    I didn’t say it before, I’ll say it again: with Stylable, you get CSS, and every part of CSS. This seems like a “duh” observation, but this is significant if you’ve ever battled with a CSS-in-JS framework over a lost or “hacky” implementation of a basic CSS feature. If this is all you’re looking for, stop reading here and try it out!” Drew Powers https://blog.envylabs.com/stylable-the-good-the-bad-the-weird-f1ee137311a4
  31. @brucel Goodbye, :shadow and /deep/ These were shadow-piercing selectors that

    allowed you to target any node in an element’s Shadow DOM. Apart from being terribad for performance, they also required the user of an element to be intimately familiar with some random element’s implementation, which was unlikely and lead to them just breaking the whole element by accident. Monica Dinculescu
  32. @brucel Hello, ::part and ::theme Unlike :shadow and /deep/, they

    don’t allow you to style arbitrary elements inside a shadow tree: they only allow you to style elements that an author has tagged as being eligible for styling This is a lot of effort on the element author, but easy on the theme user. https://meowni.ca/posts/part-theme-explainer/
  33. @brucel Houdini: JS-in-your-CSS! Custom Paint: .myThing {background: paint(nice-thing);} Custom Layout:

    .myMasonry div {display: layout(masonry);} .. and many more! (Ask Greg!)
  34. @brucel Thank you! Håkon Wium Lie, John Allsopp, @wixeng Stylable

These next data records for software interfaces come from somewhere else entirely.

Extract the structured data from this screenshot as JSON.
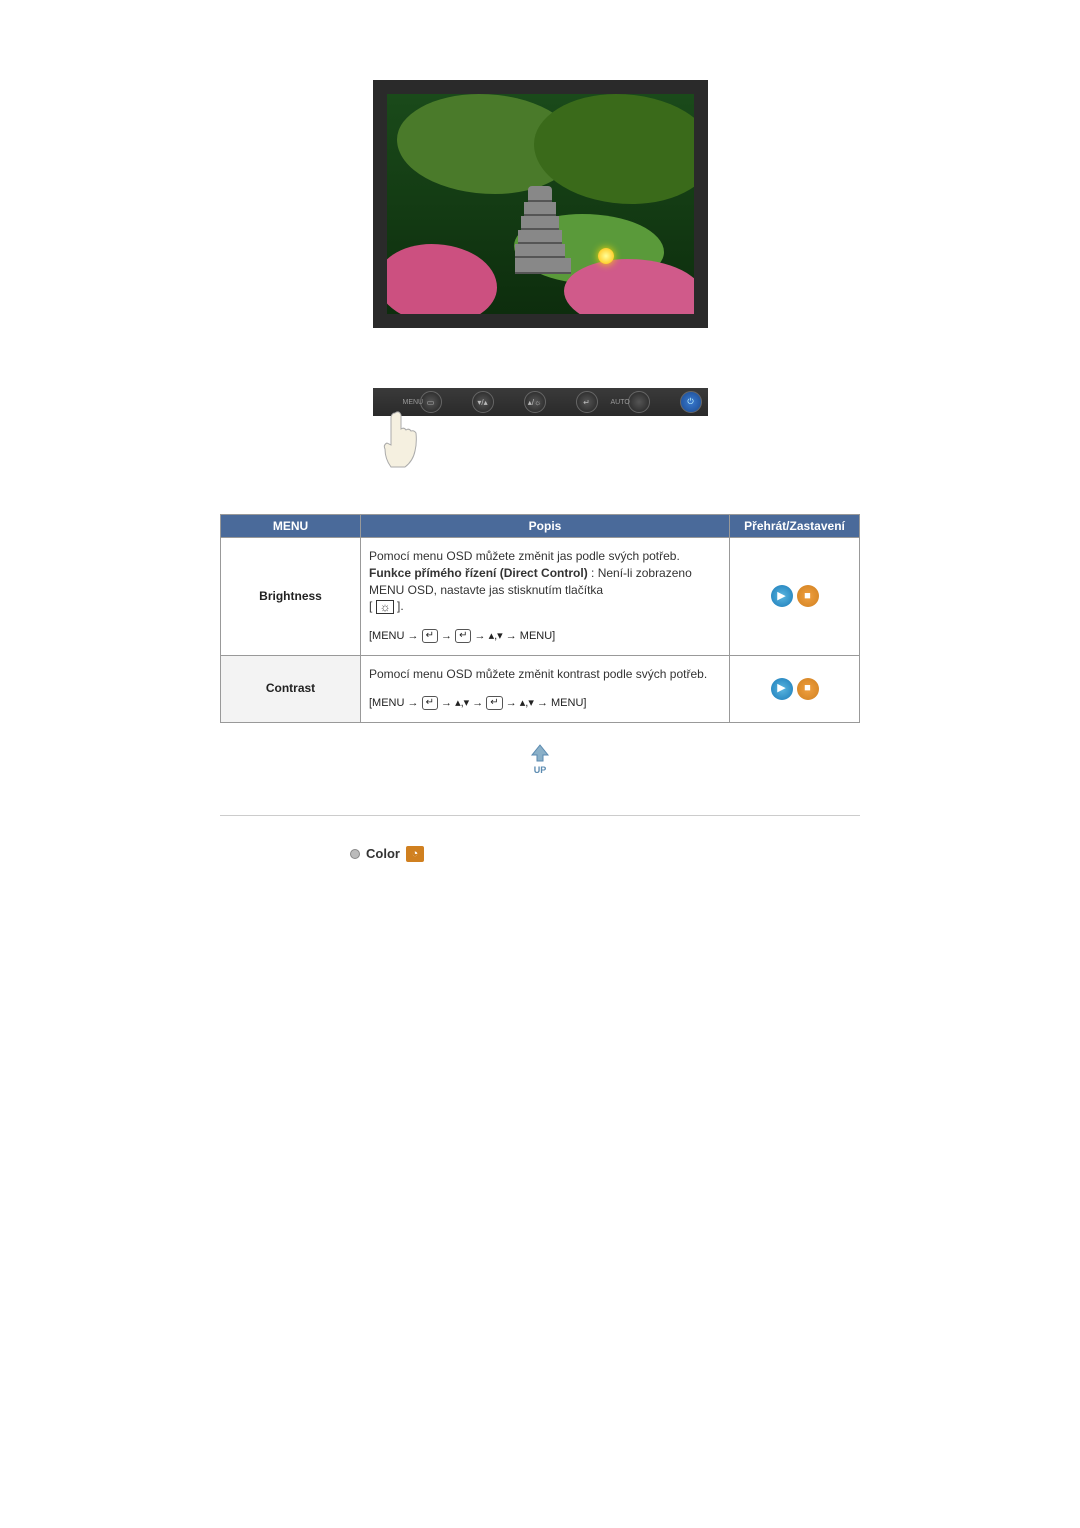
{
  "monitor_buttons": {
    "menu": "MENU",
    "down_up": "▾/▴",
    "bright": "▴/☼",
    "enter": "↵",
    "auto": "AUTO",
    "power": "⏻"
  },
  "table": {
    "headers": {
      "menu": "MENU",
      "desc": "Popis",
      "play": "Přehrát/Zastavení"
    },
    "rows": [
      {
        "menu": "Brightness",
        "desc_line1": "Pomocí menu OSD můžete změnit jas podle svých potřeb.",
        "direct_bold": "Funkce přímého řízení (Direct Control)",
        "direct_rest": " : Není-li zobrazeno MENU OSD, nastavte jas stisknutím tlačítka",
        "bracket_open": "[ ",
        "bracket_close": " ].",
        "nav": "[MENU → ↵ → ↵ → ▴,▾ → MENU]"
      },
      {
        "menu": "Contrast",
        "desc_line1": "Pomocí menu OSD můžete změnit kontrast podle svých potřeb.",
        "nav": "[MENU → ↵ → ▴,▾ → ↵ → ▴,▾ → MENU]"
      }
    ]
  },
  "up_label": "UP",
  "section": {
    "title": "Color",
    "badge": "◔"
  }
}
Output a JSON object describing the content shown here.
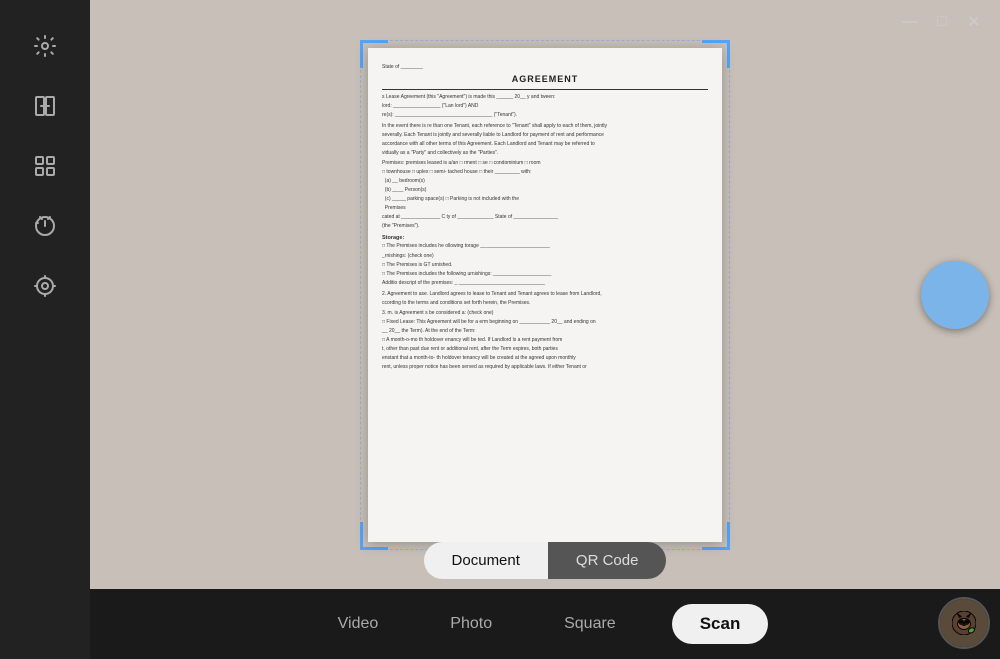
{
  "titleBar": {
    "minimizeLabel": "minimize",
    "maximizeLabel": "maximize",
    "closeLabel": "close"
  },
  "sidebar": {
    "icons": [
      {
        "name": "settings-icon",
        "symbol": "⚙"
      },
      {
        "name": "compare-icon",
        "symbol": "⊡"
      },
      {
        "name": "grid-icon",
        "symbol": "⊞"
      },
      {
        "name": "timer-icon",
        "symbol": "⊘"
      },
      {
        "name": "focus-icon",
        "symbol": "✣"
      }
    ]
  },
  "document": {
    "title": "AGREEMENT",
    "lines": [
      "State of ________",
      "s Lease Agreement (this \"Agreement\") is made this ______ 20__ y and  tween:",
      "lord: _________________ (\"Lan lord\") AND",
      "re(s): ___________________________________ (\"Tenant\").",
      "In the event there is  re than one Tenant, each reference to \"Tenant\" shall apply to each of them, jointly",
      "severally. Each Tenant is jointly and severally liable to Landlord for payment of rent and performance",
      "accordance with all other terms of this Agreement. Each Landlord and Tenant may be referred to",
      "vidually as a \"Party\" and collectively as the \"Parties\".",
      "Premises:  premises leased is a/an □ rment □  se □ condominium □ room",
      "□ townhouse □  uplex □ semi-  tached house □  their _________ with:",
      "(a) __ bedroom(s)",
      "(b) ____ Person(s)",
      "(c) _____ parking space(s) □  Parking is not included with the",
      "Premises",
      "cated at ______________ C ty of _____________ State of ________________",
      "(the \"Premises\").",
      "Storage:",
      "□ The Premises includes he ollowing  torage ________________________",
      "_rnishings: (check one)",
      "□ The Premises is  GT urnished.",
      "□ The Premises includes the following  urnishings: _____________________",
      "Additio  descript  of the premises: _  ________________________________",
      "2. Agreement to   ase.  Landlord agrees to lease to Tenant and Tenant agrees to lease  from Landlord,",
      "ccording to the terms and conditions set forth herein, the Premises.",
      "3.  m.  is Agreement s  be considered a: (check one)",
      "□ Fixed Lease: This Agreement will be for a  erm beginning on ___________ 20__ and ending on",
      "__ 20__  the Term). At the end of the Term:",
      "□ A month-o-mo th holdover  enancy will be     ted.  If Landlord    ls  a rent payment from",
      "t, other than past due rent or additional rent, after the Term expires, both parties",
      "enstant that a month-to-   th holdover tenancy will be created at the agreed upon monthly",
      "rent, unless proper notice has been served as required by applicable laws. If either Tenant or"
    ]
  },
  "modeTabs": {
    "documentLabel": "Document",
    "qrCodeLabel": "QR Code"
  },
  "captureBar": {
    "modes": [
      {
        "label": "Video",
        "key": "video"
      },
      {
        "label": "Photo",
        "key": "photo"
      },
      {
        "label": "Square",
        "key": "square"
      },
      {
        "label": "Scan",
        "key": "scan"
      }
    ],
    "activeMode": "scan"
  },
  "colors": {
    "accent": "#7ab4e8",
    "bracketColor": "#4da6ff",
    "tabActive": "#f0f0f0",
    "tabInactive": "#555555"
  }
}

    team (especially Tom and Lichtash) ! https://pixabay.com/en/potatoes-vegetables-erdfrucht-bio-1585060/ ! https://www.pexels.com/photo/photo-of-eiffel-tower-paris-811715/ ! https://thenounproject.com/icon/38411/ ! https://pixabay.com/en/eiffel-tower-long-exposure-lights-1156146/ No potatoes were harmed during the making of this presentation.